- Task details -
For the string "External", find every matching line in the records and copy it.

- Provided material -
---------------
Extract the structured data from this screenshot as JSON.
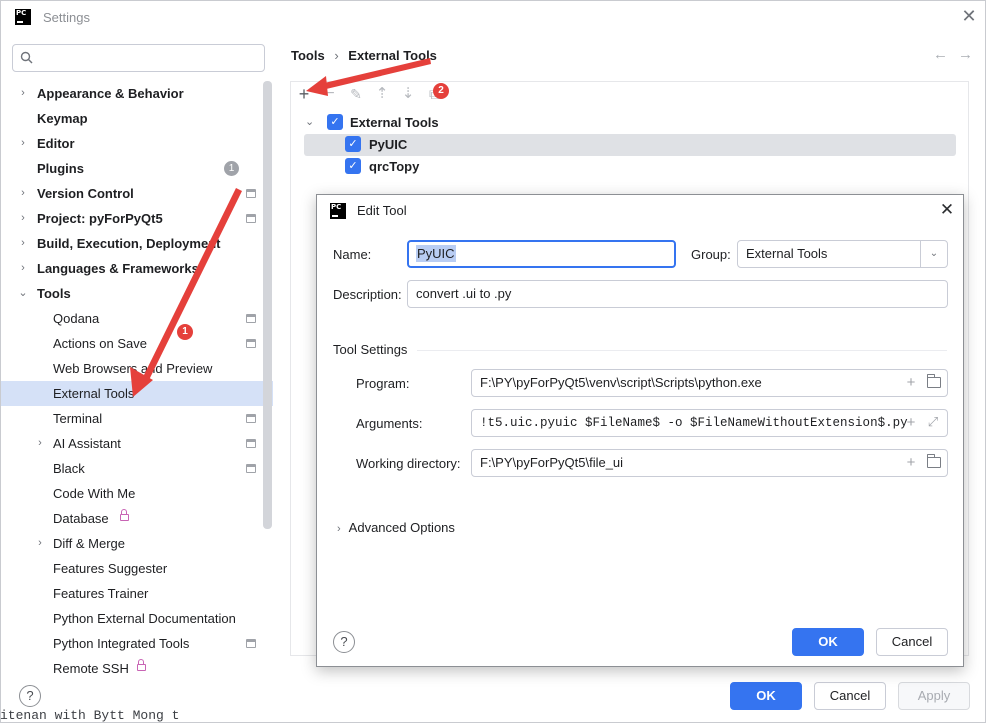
{
  "window": {
    "title": "Settings",
    "close_glyph": "✕",
    "app_icon": "pycharm-logo"
  },
  "sidebar": {
    "search_placeholder": "",
    "items": [
      {
        "label": "Appearance & Behavior",
        "expandable": true
      },
      {
        "label": "Keymap"
      },
      {
        "label": "Editor",
        "expandable": true
      },
      {
        "label": "Plugins",
        "badge": "1"
      },
      {
        "label": "Version Control",
        "expandable": true
      },
      {
        "label": "Project: pyForPyQt5",
        "expandable": true
      },
      {
        "label": "Build, Execution, Deployment",
        "expandable": true
      },
      {
        "label": "Languages & Frameworks",
        "expandable": true
      },
      {
        "label": "Tools",
        "expanded": true
      },
      {
        "label": "Qodana"
      },
      {
        "label": "Actions on Save"
      },
      {
        "label": "Web Browsers and Preview"
      },
      {
        "label": "External Tools",
        "selected": true
      },
      {
        "label": "Terminal"
      },
      {
        "label": "AI Assistant",
        "expandable": true
      },
      {
        "label": "Black"
      },
      {
        "label": "Code With Me"
      },
      {
        "label": "Database"
      },
      {
        "label": "Diff & Merge",
        "expandable": true
      },
      {
        "label": "Features Suggester"
      },
      {
        "label": "Features Trainer"
      },
      {
        "label": "Python External Documentation"
      },
      {
        "label": "Python Integrated Tools"
      },
      {
        "label": "Remote SSH"
      }
    ],
    "behind_text": "itenan with Bytt Mong t"
  },
  "breadcrumb": {
    "parent": "Tools",
    "separator": "›",
    "current": "External Tools"
  },
  "nav": {
    "back_glyph": "←",
    "forward_glyph": "→"
  },
  "toolbar": {
    "add": "+",
    "remove": "−",
    "edit": "✎",
    "up": "⇡",
    "down": "⇣",
    "copy": "⧉",
    "badge": "2"
  },
  "tool_tree": {
    "group": "External Tools",
    "tools": [
      "PyUIC",
      "qrcTopy"
    ]
  },
  "annotations": {
    "marker_1": "1",
    "marker_2": "2"
  },
  "dialog": {
    "title": "Edit Tool",
    "name_label": "Name:",
    "name_value": "PyUIC",
    "group_label": "Group:",
    "group_value": "External Tools",
    "description_label": "Description:",
    "description_value": "convert .ui to .py",
    "section_title": "Tool Settings",
    "program_label": "Program:",
    "program_value": "F:\\PY\\pyForPyQt5\\venv\\script\\Scripts\\python.exe",
    "arguments_label": "Arguments:",
    "arguments_value": "!t5.uic.pyuic $FileName$ -o $FileNameWithoutExtension$.py",
    "workdir_label": "Working directory:",
    "workdir_value": "F:\\PY\\pyForPyQt5\\file_ui",
    "advanced_label": "Advanced Options",
    "ok_label": "OK",
    "cancel_label": "Cancel",
    "help_glyph": "?"
  },
  "footer": {
    "ok_label": "OK",
    "cancel_label": "Cancel",
    "apply_label": "Apply",
    "help_glyph": "?"
  },
  "colors": {
    "accent": "#3574f0",
    "selection": "#d5e1f7",
    "annotation": "#e5403b"
  }
}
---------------
- Reply -
        "label": "External Tools",
        "label": "Python External Documentation"
    "current": "External Tools"
    "group": "External Tools",
    "group_value": "External Tools",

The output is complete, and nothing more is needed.